Most camping-friendly states in America Pin It
Photo: Stocksy/Micky Wiswedel

As someone who grew up in several bustling cities, I have a hard time understanding the allure of camping. (Glamping, on the other hand, speaks to me: There’s indoor plumbing, acceptable thread counts, and what seems like a lower risk of being mauled in the night by a bear—an irrational personal fear, I know.) But the droves of women across the country who are increasingly embracing the outdoors and making the trails their own are inspiring me to change my stance. Plus, a new survey, which named the most camping-friendly states in the country, also has me reconsidering.

The state with the highest rate of residents who go camping monthly is Hawaii, at 49 percent.

Hipcamp, a start-up that helps people find places to camp, surveyed 2,000 folks to learn where the happiest campers in America are setting up tents around the fire. The state with the highest rate of residents who go camping monthly is (drumroll, please) Hawaii, at 49 percent.
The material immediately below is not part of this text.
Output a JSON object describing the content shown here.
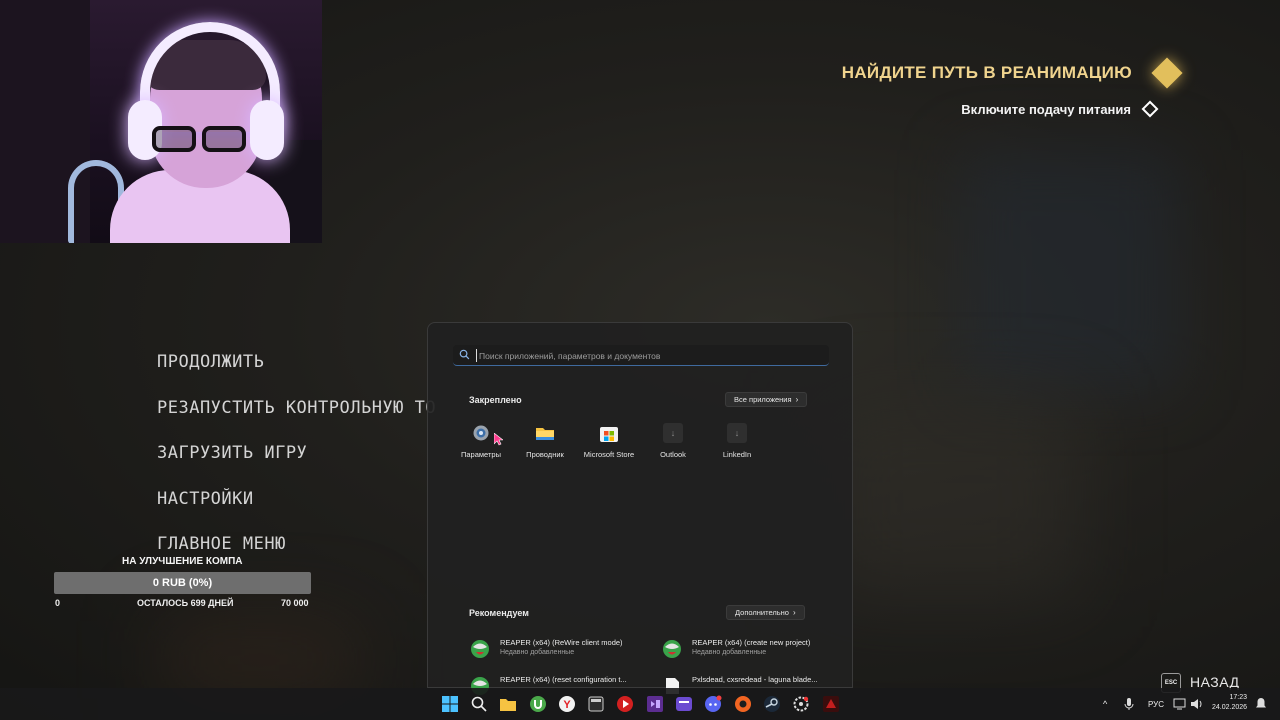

And, the stat makes sense considering the state’s luscious greenery, amazing waterfalls, and temperate climate. Heck, I’d do anything in the tropical state—yes, even camp.

Delaware (48 percent), Idaho (47 percent), Montana (45 percent), and Nebraska (44 percent) round out the top five. Alternatively, the states with lowest camping rates are Vermont (5 percent), Nevada (5 percent), Maryland (8 percent), South Carolina (13 percent), and Kentucky (16 percent).

Hipcamp also found that 36 percent of Americans love to go tent-camping, whereas only 7 percent like glamping (which is shocking to me!).

Unsurprisingly, 51 percent of Americans said that toilets were the most important amenity during their trips under the stars. And, if I know anything about anything, s’mores probably ranks somewhere on that list of camping must-haves—especially this healthy take on the classic treat.

If you’re looking for an adventure and a vacation check out a surf town or the northern lights in Iceland.